During the summer months each of the eight county farm bureaus hold policy development meetings open to each county’s respective members. These meetings are an opportunity to gather with other farmers in the county, share ideas and concerns, and propose new policy ideas or adjust existing policy.
During the months of September and October all of the eight county Farm Bureaus hold annual meetings where CFBA voting members in that county gather to elect new county officers, elect a slate of voting delegates for the state annual meeting and vote on the policies proposed at their summer policy development meetings.
After all of the counties have voted on their new or revised policies, these changes are forwarded to the State Policy Development Committee. This Committee then reviews the proposals prior to the state annual meeting. At CFBA’s annual meeting typically held in November, the final policies are presented to the voting delegates for discussion and debate.
At the conclusion of this process, CFBA’s new and revised policies are then forwarded to American Farm Bureau Federation for consideration during the policy development process at the National Convention.
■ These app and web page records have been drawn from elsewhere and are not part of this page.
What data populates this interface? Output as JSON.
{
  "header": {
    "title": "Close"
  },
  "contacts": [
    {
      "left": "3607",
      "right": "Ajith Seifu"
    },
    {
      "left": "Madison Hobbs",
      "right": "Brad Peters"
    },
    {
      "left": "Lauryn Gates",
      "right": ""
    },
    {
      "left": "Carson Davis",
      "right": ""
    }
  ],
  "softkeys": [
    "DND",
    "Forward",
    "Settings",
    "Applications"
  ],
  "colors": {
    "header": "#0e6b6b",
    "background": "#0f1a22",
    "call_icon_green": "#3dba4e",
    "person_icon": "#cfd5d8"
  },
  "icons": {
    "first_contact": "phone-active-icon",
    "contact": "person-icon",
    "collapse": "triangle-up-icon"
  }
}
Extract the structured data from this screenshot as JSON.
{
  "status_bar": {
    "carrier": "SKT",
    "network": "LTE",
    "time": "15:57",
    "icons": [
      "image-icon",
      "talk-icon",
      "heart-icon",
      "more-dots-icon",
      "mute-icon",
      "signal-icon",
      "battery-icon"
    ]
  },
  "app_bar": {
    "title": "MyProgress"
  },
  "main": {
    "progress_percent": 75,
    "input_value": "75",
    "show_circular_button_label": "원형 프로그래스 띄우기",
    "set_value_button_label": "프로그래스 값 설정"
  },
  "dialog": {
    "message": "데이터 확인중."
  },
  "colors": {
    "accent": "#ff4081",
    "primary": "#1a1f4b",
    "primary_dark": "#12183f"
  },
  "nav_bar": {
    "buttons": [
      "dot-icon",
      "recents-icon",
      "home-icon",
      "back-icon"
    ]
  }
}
The county policy development meetings, the county annual meetings and the annual meeting are all opportunities for members to become involved with CFBA. Additional opportunities for involvement include CFBA’s Young Farmer Committee, CFBA Women’s Leadership Committee, the Connecticut Vegetable and Berry Growers Association and a variety of commodity advisory committees. 

Our Mission

The Mission of the Connecticut Farm Bureau is to elevate the stature of agriculture in our state. Through education, market promotion and legislative advocacy, we strive to increase farm income and to improve the quality of life not only for Connecticut farmers, but also for their consumers.

History

Connecticut Farm Bureau and the American Farm Bureau Federation were formed in 1919 with the goal to make farming more profitable and the community a better place to live. The first two county Farm Bureaus in Connecticut were Fairfield and Litchfield, formed in 1915, thus beginning a tradition of combined strength where members unite in a way which could not be accomplished through individual effort.

Member Involvement

Connecticut Farm Bureau’s (CFBA) greatest strength is the many members that give time to make their community a better place to live, raise their families, and provide food, fiber and plants to their neighbors. Farm Bureau provides the opportunity for members to gather at the county level, discuss concerns, and develop ways to address challenges facing the industry. The farmer members make the final decisions regarding the policy direction of the organization on issues affecting their farm businesses.Farm Bureau leadership and government relations staff work together to ensure that members have full-time representation and advocacy on local, state and national issues in order tomemberspeakshismind carry out Farm Bureau policies.Farm Bureau members are also involved in leadership development programs such as the CFBA Young Farmer Committee, CFBA Women’s Leadership Committee and production advisory committees. Farm Bureau programs are designed to develop volunteer leadership skills, promote agriculture and provide information to members and the public.